.270 Winchester – Debuting in 1925 the .270 is probably the second most famous and 1st most fervently marketed North American hunting round.  It is the .30-06’s younger brother and the darling of many a gun writer and rocky mountain hunter, especially its’ chief prophet Jack O’Connor.  It is perfectly capable of killing anything in North America including bears and moose as long as the shooter does their job.  That job is made slightly easier because it has slightly less recoil than its larger brethren.  It has been revered for its’ flat shooting ways, and is still a favored out West for elk and sheep. Every hunting rifle manufacturer chambers rifles for it and ammo will be on every gun store, bait shop, and gas station shelf come opening day here in Missouri.

The last two are sort of in the wildcard slot.  They are both effective rounds with a lot of promise, but they are not as popular yet as the others in this list.  However, they do present some interesting choices that not everyone at deer camp will be using.

6.5 Creedmoor- the newest belle to the ball here, although she has been around about 10 years now, many are still not familiar with her.  Another cartridge originally chambered in the AR platform, it has now progressed to being offered in many bolt action rifles.  Ballistically hitting the sweet spot between a .243 and a .308 a .243 might shoot slightly flatter, and a .308 will hit  slightly harder.  But the Creedmoor is a darling at long distance, and nothing seems to buck wind like she does.  The main drawback for hunting with this round at this time is that, while pretty plentiful, ammo is not quite as readily available, as diverse, nor as cheap as the other three.  However, it is available in many different rifles including the AR10 style rifles that are very popular today.

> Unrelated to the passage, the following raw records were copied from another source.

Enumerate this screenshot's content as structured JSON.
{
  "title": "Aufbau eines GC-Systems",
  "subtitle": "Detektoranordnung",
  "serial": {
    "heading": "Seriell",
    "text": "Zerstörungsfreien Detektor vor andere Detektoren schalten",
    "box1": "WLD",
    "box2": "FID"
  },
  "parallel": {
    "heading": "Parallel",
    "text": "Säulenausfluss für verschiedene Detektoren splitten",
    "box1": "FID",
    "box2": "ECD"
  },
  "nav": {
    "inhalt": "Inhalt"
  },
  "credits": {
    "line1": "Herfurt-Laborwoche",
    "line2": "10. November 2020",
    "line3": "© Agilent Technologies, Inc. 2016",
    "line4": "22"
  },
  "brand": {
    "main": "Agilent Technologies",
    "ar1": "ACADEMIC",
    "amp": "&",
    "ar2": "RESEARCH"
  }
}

.300blk Another round perceived as new.  There are many interesting things to say about .300 Blackout.  It was designed to be shot suppressed & subsonic with heavy bullets,  or with standard powered ammo.. The supersonic ammo is more powerful than the .223, at the expense of distance.  It fits into a standard AR with only a barrel change.    The long and short of it is this, it is a nifty cartridge and it is probably going to be around a long time.  It was designed for and functions as AK Style power level in an AR15 rifle.  That is to say it is roughly .30-30 class.  In fact, ballistically the AK round, the .30-30 and the .300 blk are pretty similar.  So, inside 125 yards with the proper bullet it should be all is needed for deer or hogs.  It was designed for the AR but it is being chambered in several bolt guns these days.  The attractiveness of this chambering in an AR platform is the recoil reducing effect of the AR design and the ease at which the guns are adjusted to fit small shooters.

Continue to Part Two